Review by Karl Verhoven
Hyperion is his world’s Superman equivalent, but raised from infancy under government supervision. On discovering the deception and manipulation employed in his upbringing, Hyperion rebelled, and concluded High Command by sending what he considered a definitive message about further attempts to control him. Unfortunately, the military mind is never one for compromise, and while there’s a weapon to be had, they want it. To this end J. Michael Straczynski introduces his versions of four further characters associated with the Squadron Supreme in older incarnations, all supremely powerful or smart, and dispatched to bring Hyperion back under control.
They aren’t the only plot points from Mark Gruenwald’s Squadron Supreme project that Straczynski reworks. Arcanna Jones sifts through alternate realities locating quantum possibilities, an intelligent updating of the previous version. “Where does science end and magic begin?” is the question posed with regard to her capabilities. However, the use of those powers is unpredictable, and results in a world where Nighthawk is the final bastion of resistance, his bigoted nightmares having come true.
Unlike the core Supreme Power series, this is drawn by Dan Jurgens, a decent superhero artist, who ensures the action scenes look good and the layouts are clear, but who works in standard superhero style. He’s not really helped by the inking of Klaus Janson, with the strengths of both artists lessened slightly by their collaboration. These pages also lack the subtlety of Gary Frank’s work on the main series, and were it not for the captions there are few points where you’d be able to work out a mood from looking at a person. Jurgens is capable of surprising, though, and his best sequence extrapolates on the spacecraft that brought Hyperion to Earth.
Straczynski obviously enjoys writing the dialogue for Emil Burbank, supposedly the world’s most intelligent man, but constantly sarcastic, arrogant and unpleasantly bullying with it, his most frequent victim the well-meaning, but dim Shape. Flying nuclear reactor Nuke is the least developed, depressed at his condition, yet more than capable of taking on Hyperion. Their introduction and initial confrontation with Hyperion prove the strongest moments of a story that’s never less than competent, but more concerned with introducing a bigger picture and another element of suspense to Straczynski’s overall story. The final three chapters construct a quantum possibility, but are ordinary in comparison with Straczynski’s work on the series to date.

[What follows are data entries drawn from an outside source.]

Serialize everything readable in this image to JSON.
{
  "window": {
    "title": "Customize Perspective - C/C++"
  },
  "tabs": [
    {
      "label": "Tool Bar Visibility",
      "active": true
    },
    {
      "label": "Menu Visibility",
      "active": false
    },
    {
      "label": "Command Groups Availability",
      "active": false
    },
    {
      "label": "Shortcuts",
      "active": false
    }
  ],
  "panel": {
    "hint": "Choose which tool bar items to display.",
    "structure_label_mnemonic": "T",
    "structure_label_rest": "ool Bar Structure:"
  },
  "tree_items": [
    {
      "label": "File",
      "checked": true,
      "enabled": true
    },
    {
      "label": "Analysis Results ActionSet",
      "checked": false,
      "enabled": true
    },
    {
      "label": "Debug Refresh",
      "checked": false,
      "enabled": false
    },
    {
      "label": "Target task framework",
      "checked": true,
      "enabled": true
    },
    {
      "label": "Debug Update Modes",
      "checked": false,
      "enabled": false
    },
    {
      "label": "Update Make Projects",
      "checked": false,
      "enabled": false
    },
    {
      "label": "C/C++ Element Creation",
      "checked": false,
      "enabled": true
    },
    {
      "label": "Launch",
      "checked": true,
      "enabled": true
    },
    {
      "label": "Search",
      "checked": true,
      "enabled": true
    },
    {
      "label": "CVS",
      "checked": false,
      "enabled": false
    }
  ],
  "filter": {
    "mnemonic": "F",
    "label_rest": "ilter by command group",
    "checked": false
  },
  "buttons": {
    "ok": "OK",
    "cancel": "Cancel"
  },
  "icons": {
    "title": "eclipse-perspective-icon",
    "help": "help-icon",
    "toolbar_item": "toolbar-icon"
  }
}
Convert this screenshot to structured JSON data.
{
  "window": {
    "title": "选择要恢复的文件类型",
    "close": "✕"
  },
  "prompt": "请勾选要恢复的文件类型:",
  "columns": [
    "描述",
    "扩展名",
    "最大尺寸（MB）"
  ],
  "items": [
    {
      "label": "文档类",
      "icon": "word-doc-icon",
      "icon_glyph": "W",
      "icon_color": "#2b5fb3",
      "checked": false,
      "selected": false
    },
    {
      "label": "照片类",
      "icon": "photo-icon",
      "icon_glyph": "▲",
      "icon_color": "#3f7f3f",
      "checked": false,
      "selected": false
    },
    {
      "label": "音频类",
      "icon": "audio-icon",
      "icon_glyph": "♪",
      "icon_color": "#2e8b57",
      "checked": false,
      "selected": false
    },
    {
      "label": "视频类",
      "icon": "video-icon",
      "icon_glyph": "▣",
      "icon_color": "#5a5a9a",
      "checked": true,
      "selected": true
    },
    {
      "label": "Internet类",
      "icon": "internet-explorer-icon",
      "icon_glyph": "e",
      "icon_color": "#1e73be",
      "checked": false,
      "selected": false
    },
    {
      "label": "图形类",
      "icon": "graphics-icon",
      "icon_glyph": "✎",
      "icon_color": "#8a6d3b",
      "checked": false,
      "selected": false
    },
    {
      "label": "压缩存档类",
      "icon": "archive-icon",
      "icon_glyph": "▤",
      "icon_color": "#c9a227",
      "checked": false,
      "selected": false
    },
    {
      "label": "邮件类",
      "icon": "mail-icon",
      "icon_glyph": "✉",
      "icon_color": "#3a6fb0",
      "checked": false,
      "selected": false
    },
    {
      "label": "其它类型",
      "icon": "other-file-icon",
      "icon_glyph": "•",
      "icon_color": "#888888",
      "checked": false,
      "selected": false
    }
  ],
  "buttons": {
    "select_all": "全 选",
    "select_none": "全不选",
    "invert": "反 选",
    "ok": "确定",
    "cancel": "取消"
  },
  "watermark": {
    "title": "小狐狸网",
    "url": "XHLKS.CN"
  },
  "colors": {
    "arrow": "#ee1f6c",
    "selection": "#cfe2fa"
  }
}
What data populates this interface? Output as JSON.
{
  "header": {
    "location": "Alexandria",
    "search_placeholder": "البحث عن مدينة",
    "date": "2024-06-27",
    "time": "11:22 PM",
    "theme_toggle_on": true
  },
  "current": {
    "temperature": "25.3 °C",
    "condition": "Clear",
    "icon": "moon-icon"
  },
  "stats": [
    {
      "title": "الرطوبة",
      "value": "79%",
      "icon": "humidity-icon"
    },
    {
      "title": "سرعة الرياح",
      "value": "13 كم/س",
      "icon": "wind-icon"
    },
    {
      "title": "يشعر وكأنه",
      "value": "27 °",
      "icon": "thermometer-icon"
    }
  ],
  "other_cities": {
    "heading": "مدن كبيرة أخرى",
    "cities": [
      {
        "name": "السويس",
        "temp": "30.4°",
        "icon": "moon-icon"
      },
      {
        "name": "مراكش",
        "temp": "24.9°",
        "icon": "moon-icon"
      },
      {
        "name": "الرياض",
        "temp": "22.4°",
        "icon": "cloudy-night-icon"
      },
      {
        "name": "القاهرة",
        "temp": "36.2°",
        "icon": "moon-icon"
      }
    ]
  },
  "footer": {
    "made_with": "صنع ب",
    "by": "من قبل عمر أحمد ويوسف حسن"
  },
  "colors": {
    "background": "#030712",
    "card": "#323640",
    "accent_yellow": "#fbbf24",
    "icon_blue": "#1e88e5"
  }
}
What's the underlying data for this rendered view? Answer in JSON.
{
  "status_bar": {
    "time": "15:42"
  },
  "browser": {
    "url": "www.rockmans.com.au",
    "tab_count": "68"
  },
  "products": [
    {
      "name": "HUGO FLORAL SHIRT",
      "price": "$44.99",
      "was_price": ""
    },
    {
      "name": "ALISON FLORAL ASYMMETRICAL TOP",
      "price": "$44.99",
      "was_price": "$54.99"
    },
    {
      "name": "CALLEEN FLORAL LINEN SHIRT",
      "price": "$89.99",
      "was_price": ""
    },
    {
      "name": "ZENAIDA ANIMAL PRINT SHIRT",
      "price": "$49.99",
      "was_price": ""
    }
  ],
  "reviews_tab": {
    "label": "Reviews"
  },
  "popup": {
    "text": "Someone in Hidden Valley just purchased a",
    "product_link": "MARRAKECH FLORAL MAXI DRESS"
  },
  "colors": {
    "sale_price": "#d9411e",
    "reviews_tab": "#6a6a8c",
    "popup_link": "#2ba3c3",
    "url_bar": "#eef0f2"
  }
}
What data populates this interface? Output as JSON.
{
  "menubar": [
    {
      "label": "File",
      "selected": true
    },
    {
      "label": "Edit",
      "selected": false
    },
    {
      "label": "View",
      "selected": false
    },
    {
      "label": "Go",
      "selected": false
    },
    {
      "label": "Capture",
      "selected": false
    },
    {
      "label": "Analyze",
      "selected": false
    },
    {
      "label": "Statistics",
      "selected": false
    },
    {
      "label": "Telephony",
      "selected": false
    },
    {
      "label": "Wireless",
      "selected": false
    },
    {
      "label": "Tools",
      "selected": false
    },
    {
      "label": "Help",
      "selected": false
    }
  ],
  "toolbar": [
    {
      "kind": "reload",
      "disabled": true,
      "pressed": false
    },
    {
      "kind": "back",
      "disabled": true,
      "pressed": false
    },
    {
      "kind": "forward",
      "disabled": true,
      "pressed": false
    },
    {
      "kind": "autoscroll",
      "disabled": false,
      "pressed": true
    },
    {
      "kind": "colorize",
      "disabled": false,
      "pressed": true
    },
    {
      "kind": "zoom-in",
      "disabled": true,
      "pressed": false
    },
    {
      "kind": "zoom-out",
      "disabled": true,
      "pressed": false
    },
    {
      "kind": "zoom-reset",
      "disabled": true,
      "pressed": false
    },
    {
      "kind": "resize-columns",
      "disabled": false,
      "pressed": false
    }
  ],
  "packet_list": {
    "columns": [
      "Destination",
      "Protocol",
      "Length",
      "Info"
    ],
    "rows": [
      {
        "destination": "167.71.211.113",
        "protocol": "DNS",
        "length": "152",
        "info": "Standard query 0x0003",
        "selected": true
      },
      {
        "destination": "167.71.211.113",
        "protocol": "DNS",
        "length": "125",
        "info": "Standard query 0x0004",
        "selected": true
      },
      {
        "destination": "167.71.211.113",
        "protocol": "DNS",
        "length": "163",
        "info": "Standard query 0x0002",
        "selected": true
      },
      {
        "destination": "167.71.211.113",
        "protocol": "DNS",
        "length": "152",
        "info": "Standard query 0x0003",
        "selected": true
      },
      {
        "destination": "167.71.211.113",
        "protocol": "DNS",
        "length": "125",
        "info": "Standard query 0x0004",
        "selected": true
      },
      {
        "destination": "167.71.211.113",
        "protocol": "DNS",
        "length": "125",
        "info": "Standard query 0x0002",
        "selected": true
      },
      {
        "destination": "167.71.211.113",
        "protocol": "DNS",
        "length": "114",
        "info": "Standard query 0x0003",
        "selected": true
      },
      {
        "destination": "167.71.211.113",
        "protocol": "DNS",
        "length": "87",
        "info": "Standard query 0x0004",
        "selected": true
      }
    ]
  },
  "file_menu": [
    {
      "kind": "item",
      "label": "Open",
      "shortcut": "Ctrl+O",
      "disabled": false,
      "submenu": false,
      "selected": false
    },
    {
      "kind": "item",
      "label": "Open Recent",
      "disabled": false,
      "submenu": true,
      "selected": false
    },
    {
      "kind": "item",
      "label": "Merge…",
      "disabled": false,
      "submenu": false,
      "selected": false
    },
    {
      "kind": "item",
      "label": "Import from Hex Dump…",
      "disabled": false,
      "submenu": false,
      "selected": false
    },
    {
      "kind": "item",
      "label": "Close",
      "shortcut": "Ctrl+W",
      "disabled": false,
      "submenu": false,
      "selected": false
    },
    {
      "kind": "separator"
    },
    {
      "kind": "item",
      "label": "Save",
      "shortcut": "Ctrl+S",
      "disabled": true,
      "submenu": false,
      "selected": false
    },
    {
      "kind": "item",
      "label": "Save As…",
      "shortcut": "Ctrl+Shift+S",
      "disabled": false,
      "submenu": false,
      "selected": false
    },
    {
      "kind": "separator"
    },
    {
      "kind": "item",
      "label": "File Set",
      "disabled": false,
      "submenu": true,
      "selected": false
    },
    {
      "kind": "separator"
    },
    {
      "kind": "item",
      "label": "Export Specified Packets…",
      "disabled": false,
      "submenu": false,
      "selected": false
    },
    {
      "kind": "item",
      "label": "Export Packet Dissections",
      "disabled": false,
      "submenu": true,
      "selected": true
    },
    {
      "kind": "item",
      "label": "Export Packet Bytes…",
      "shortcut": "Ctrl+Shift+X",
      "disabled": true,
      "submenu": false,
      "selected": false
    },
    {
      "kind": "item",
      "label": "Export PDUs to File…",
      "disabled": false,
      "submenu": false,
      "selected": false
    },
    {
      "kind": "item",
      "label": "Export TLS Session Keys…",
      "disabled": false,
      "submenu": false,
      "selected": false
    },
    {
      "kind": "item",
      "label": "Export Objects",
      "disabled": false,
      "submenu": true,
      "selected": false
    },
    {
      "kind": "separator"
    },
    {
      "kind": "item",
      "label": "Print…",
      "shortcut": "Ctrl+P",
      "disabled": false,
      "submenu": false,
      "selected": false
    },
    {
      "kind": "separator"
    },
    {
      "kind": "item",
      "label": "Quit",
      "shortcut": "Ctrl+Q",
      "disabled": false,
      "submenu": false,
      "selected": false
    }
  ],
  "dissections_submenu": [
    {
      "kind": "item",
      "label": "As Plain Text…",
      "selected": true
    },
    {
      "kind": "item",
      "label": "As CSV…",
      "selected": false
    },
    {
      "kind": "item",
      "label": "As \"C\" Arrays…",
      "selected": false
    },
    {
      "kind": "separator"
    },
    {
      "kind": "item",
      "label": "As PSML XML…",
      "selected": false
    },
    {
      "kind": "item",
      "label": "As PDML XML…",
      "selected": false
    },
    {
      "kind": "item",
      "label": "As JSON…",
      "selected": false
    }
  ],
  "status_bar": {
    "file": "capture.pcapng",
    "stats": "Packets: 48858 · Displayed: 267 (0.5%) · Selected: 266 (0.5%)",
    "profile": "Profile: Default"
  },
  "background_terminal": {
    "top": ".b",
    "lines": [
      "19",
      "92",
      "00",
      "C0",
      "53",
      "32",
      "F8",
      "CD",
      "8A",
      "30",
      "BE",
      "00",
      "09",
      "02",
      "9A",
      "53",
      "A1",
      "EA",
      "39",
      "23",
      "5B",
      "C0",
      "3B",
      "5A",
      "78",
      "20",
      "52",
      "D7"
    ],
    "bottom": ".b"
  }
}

Stories about Doctor Spectrum and Nighthawk run concurrently with this, before all the main characters converge again as Squadron Supreme: The Pre-War Years. This content can also be found in the hardcover Supreme Power Vol. 2.